> **Dataset records**

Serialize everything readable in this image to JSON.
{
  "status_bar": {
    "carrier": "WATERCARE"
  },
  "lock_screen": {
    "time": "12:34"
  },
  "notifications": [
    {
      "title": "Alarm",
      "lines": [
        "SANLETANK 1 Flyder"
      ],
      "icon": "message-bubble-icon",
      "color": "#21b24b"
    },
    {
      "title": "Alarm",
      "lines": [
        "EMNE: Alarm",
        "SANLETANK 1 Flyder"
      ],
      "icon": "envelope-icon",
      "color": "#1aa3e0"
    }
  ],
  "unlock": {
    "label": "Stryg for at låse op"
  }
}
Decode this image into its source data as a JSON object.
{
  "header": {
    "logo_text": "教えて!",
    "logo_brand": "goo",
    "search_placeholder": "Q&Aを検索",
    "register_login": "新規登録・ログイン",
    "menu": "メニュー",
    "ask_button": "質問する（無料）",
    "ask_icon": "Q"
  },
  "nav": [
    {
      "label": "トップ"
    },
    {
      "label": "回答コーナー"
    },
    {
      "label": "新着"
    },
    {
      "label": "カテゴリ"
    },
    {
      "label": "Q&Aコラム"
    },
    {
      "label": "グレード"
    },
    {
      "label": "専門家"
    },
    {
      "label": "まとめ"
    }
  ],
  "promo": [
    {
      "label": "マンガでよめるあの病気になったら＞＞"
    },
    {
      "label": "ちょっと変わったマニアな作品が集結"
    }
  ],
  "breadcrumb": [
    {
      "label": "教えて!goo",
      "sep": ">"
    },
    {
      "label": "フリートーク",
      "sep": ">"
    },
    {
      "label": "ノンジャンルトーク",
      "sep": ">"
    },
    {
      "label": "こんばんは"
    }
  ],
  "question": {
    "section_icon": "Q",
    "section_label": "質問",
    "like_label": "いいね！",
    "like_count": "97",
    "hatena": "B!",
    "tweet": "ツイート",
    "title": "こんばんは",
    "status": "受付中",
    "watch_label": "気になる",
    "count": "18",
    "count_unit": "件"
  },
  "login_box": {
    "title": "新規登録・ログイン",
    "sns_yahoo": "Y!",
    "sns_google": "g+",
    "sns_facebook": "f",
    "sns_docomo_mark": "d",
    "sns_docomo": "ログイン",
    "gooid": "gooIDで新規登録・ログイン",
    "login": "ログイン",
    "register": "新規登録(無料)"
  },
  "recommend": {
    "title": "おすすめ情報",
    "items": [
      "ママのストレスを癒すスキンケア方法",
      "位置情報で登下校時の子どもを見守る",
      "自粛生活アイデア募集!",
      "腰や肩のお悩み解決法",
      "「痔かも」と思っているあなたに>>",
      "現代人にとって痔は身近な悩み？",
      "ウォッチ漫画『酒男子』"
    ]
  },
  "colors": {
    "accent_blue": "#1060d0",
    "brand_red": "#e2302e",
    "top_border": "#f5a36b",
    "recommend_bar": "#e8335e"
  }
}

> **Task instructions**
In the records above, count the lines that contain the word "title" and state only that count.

> **Finished exercise**
5